[App and web page records]
>>>
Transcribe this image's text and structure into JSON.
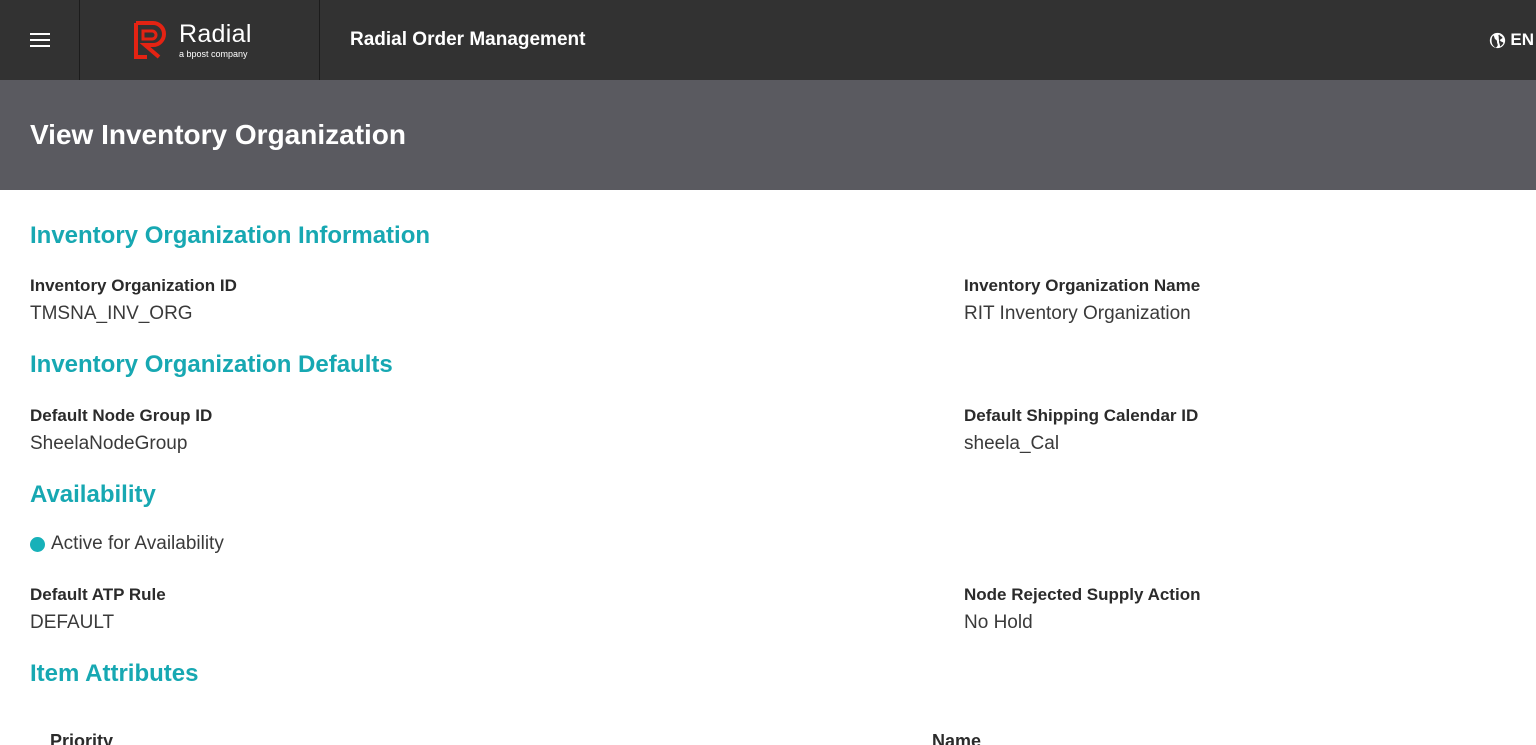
{
  "header": {
    "logo_name": "Radial",
    "logo_sub": "a bpost company",
    "app_title": "Radial Order Management",
    "language": "EN"
  },
  "page": {
    "title": "View Inventory Organization"
  },
  "sections": {
    "info": {
      "title": "Inventory Organization Information",
      "id_label": "Inventory Organization ID",
      "id_value": "TMSNA_INV_ORG",
      "name_label": "Inventory Organization Name",
      "name_value": "RIT Inventory Organization"
    },
    "defaults": {
      "title": "Inventory Organization Defaults",
      "node_group_label": "Default Node Group ID",
      "node_group_value": "SheelaNodeGroup",
      "calendar_label": "Default Shipping Calendar ID",
      "calendar_value": "sheela_Cal"
    },
    "availability": {
      "title": "Availability",
      "status_text": "Active for Availability",
      "status_color": "#17b1b9",
      "atp_label": "Default ATP Rule",
      "atp_value": "DEFAULT",
      "rejected_label": "Node Rejected Supply Action",
      "rejected_value": "No Hold"
    },
    "item_attributes": {
      "title": "Item Attributes",
      "columns": [
        "Priority",
        "Name"
      ]
    }
  },
  "colors": {
    "accent": "#17a8b2",
    "topbar": "#323232",
    "page_header": "#5a5a60",
    "brand_red": "#e42313"
  }
}
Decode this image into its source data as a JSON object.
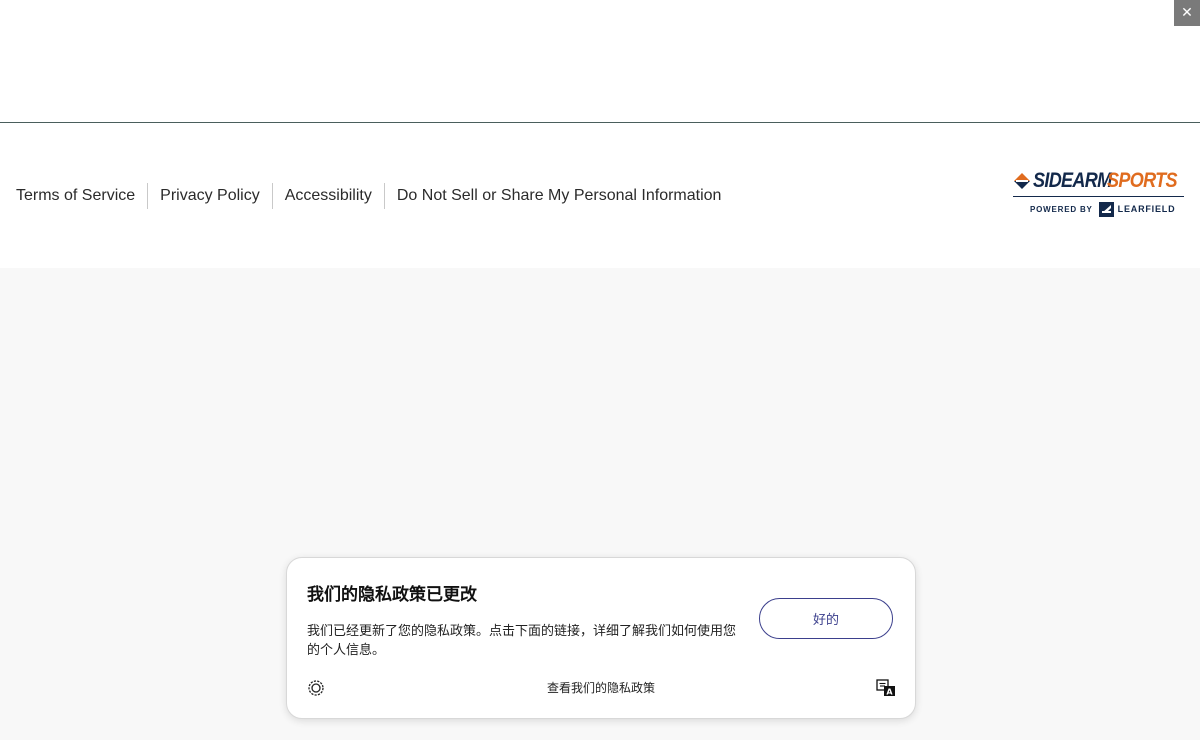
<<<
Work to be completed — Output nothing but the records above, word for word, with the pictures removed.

Result of this exercise —
Transcribe this image's text and structure into JSON.
{
  "header": {
    "logo_name": "Radial",
    "logo_sub": "a bpost company",
    "app_title": "Radial Order Management",
    "language": "EN"
  },
  "page": {
    "title": "View Inventory Organization"
  },
  "sections": {
    "info": {
      "title": "Inventory Organization Information",
      "id_label": "Inventory Organization ID",
      "id_value": "TMSNA_INV_ORG",
      "name_label": "Inventory Organization Name",
      "name_value": "RIT Inventory Organization"
    },
    "defaults": {
      "title": "Inventory Organization Defaults",
      "node_group_label": "Default Node Group ID",
      "node_group_value": "SheelaNodeGroup",
      "calendar_label": "Default Shipping Calendar ID",
      "calendar_value": "sheela_Cal"
    },
    "availability": {
      "title": "Availability",
      "status_text": "Active for Availability",
      "status_color": "#17b1b9",
      "atp_label": "Default ATP Rule",
      "atp_value": "DEFAULT",
      "rejected_label": "Node Rejected Supply Action",
      "rejected_value": "No Hold"
    },
    "item_attributes": {
      "title": "Item Attributes",
      "columns": [
        "Priority",
        "Name"
      ]
    }
  },
  "colors": {
    "accent": "#17a8b2",
    "topbar": "#323232",
    "page_header": "#5a5a60",
    "brand_red": "#e42313"
  }
}
Decode this image into its source data as a JSON object.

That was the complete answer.